_What to do_: The expected output is the line with "Parse this screenshot: output" followed by every remaining line of the entries, all repeated exactly.

Data provided START

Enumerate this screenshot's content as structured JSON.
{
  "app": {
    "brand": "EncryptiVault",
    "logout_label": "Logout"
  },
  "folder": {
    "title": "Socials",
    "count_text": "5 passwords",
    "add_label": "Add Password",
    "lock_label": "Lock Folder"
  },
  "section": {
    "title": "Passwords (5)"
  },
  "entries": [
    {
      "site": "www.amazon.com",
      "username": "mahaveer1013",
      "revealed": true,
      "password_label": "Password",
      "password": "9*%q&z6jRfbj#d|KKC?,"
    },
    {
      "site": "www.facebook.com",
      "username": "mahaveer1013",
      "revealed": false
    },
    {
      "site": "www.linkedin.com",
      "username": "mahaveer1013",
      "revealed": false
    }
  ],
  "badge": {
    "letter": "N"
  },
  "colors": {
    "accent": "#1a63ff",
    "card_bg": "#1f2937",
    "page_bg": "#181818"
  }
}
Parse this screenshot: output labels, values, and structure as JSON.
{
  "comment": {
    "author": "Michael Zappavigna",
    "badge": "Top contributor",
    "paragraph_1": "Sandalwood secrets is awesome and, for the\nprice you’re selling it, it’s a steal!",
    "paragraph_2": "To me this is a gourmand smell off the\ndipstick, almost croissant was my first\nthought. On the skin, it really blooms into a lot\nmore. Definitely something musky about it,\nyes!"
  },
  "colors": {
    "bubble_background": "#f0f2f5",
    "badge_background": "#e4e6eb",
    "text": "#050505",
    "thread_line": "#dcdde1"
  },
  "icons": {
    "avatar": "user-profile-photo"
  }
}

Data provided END

_Solution_:
Parse this screenshot: output labels, values, and structure as JSON.
{
  "comment": {
    "author": "Michael Zappavigna",
    "badge": "Top contributor",
    "paragraph_1": "Sandalwood secrets is awesome and, for the\nprice you’re selling it, it’s a steal!",
    "paragraph_2": "To me this is a gourmand smell off the\ndipstick, almost croissant was my first\nthought. On the skin, it really blooms into a lot\nmore. Definitely something musky about it,\nyes!"
  },
  "colors": {
    "bubble_background": "#f0f2f5",
    "badge_background": "#e4e6eb",
    "text": "#050505",
    "thread_line": "#dcdde1"
  },
  "icons": {
    "avatar": "user-profile-photo"
  }
}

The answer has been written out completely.